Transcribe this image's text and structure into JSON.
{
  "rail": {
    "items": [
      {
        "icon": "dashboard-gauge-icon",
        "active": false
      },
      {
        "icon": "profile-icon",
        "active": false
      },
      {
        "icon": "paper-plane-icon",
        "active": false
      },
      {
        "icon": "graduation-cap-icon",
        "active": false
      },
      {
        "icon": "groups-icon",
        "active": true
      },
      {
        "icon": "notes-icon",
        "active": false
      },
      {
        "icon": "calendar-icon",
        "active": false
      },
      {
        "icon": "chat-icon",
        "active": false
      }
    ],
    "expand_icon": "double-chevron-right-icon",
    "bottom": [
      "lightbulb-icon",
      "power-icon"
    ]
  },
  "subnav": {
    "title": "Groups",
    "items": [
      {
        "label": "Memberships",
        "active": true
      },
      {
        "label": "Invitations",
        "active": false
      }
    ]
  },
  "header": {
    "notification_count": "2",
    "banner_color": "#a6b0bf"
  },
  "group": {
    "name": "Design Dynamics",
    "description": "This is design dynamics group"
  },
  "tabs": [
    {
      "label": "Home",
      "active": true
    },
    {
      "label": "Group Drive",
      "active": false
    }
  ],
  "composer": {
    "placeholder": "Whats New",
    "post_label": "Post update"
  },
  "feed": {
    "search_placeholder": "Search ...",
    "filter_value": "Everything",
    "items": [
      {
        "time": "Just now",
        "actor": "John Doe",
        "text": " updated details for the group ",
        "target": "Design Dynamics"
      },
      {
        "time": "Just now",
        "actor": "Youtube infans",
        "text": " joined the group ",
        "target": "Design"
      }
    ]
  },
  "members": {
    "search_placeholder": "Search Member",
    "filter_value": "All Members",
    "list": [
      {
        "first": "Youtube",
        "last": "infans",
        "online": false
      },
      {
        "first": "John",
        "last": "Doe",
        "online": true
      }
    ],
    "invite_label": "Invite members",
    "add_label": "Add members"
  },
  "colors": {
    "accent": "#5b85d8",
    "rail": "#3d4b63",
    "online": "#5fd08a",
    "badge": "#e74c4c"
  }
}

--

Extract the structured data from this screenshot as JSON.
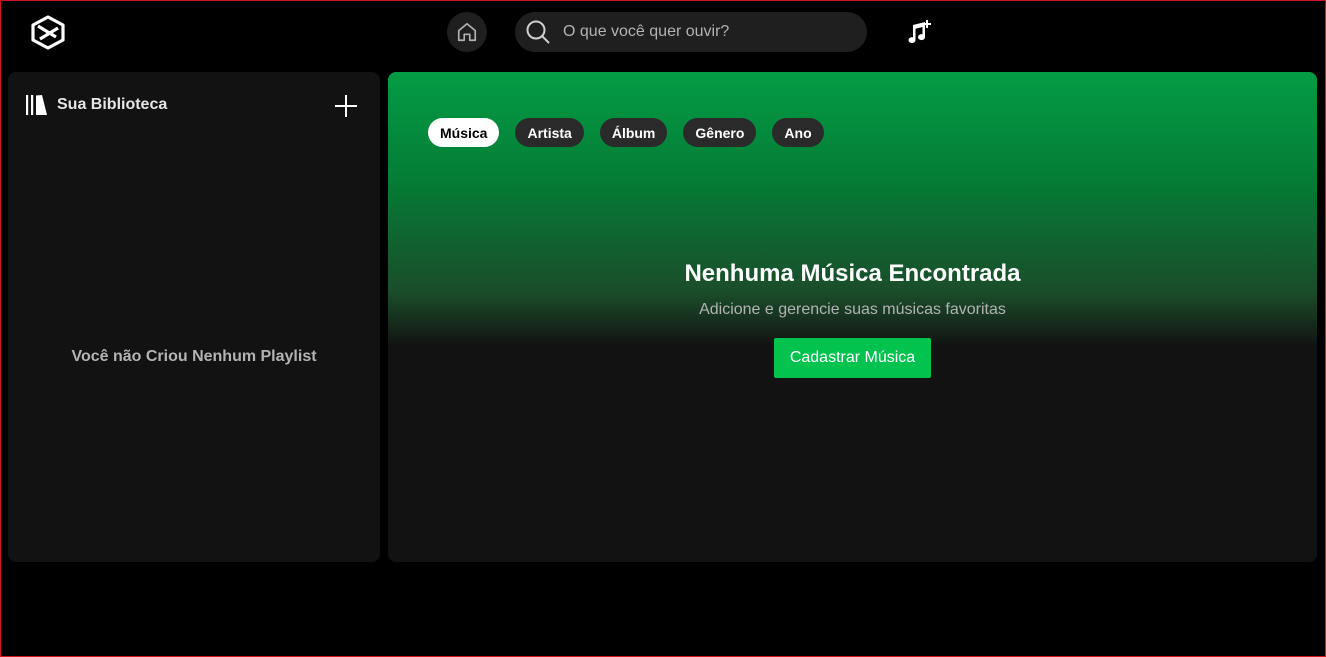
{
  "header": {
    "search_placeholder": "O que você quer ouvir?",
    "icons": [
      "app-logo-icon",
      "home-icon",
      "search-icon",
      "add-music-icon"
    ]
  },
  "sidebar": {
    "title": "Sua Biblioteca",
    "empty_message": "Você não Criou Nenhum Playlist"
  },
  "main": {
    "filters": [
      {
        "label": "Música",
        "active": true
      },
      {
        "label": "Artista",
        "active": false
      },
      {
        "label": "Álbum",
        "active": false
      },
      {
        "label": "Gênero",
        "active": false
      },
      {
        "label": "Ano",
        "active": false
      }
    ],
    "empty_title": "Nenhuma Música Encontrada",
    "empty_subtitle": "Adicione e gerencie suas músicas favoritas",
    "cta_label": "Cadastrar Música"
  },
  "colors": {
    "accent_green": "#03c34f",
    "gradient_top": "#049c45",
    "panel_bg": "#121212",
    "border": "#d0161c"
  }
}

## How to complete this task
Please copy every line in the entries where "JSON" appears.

## Solution to this problem
Transcribe this image's text and structure into JSON.
Extract the structured data from this screenshot as JSON.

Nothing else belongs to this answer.